• _YOUR GOAL_
A precise copy of the data is required, with every picture left out.

• _EXERCISE DATA_
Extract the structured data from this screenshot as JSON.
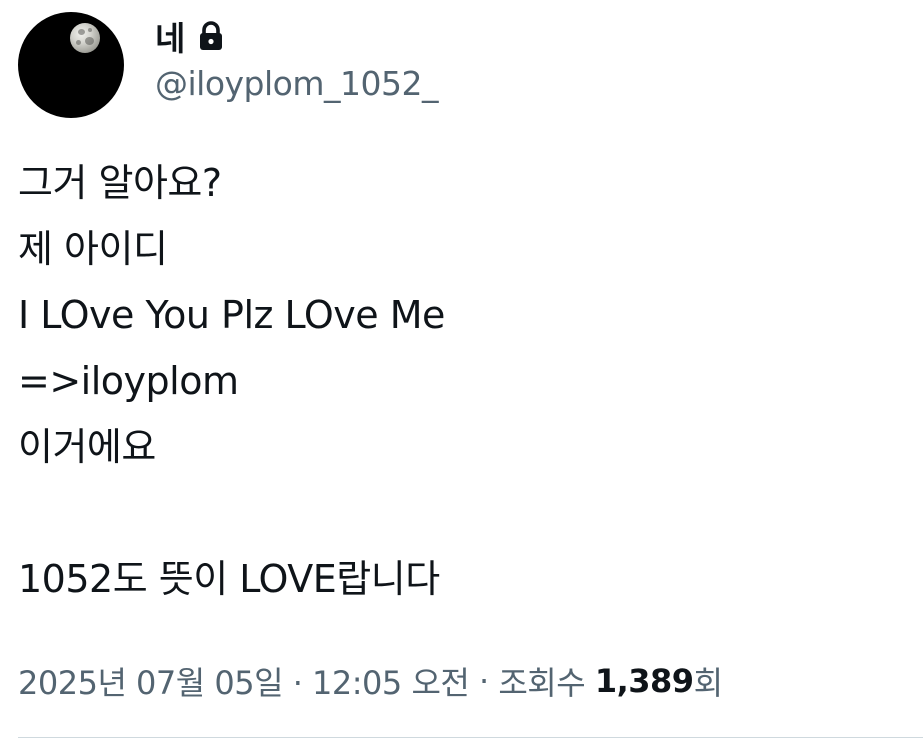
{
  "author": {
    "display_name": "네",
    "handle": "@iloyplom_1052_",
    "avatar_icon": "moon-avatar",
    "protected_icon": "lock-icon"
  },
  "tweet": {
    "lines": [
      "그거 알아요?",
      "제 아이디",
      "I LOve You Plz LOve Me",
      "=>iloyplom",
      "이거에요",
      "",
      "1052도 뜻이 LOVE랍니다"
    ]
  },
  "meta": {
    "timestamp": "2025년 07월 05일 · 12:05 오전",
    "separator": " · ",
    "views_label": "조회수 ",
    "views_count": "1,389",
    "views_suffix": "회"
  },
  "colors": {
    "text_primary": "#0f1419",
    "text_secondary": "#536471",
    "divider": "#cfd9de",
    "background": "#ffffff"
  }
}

• _TASK SOLUTION_
Extract the structured data from this screenshot as JSON.
{
  "author": {
    "display_name": "네",
    "handle": "@iloyplom_1052_",
    "avatar_icon": "moon-avatar",
    "protected_icon": "lock-icon"
  },
  "tweet": {
    "lines": [
      "그거 알아요?",
      "제 아이디",
      "I LOve You Plz LOve Me",
      "=>iloyplom",
      "이거에요",
      "",
      "1052도 뜻이 LOVE랍니다"
    ]
  },
  "meta": {
    "timestamp": "2025년 07월 05일 · 12:05 오전",
    "separator": " · ",
    "views_label": "조회수 ",
    "views_count": "1,389",
    "views_suffix": "회"
  },
  "colors": {
    "text_primary": "#0f1419",
    "text_secondary": "#536471",
    "divider": "#cfd9de",
    "background": "#ffffff"
  }
}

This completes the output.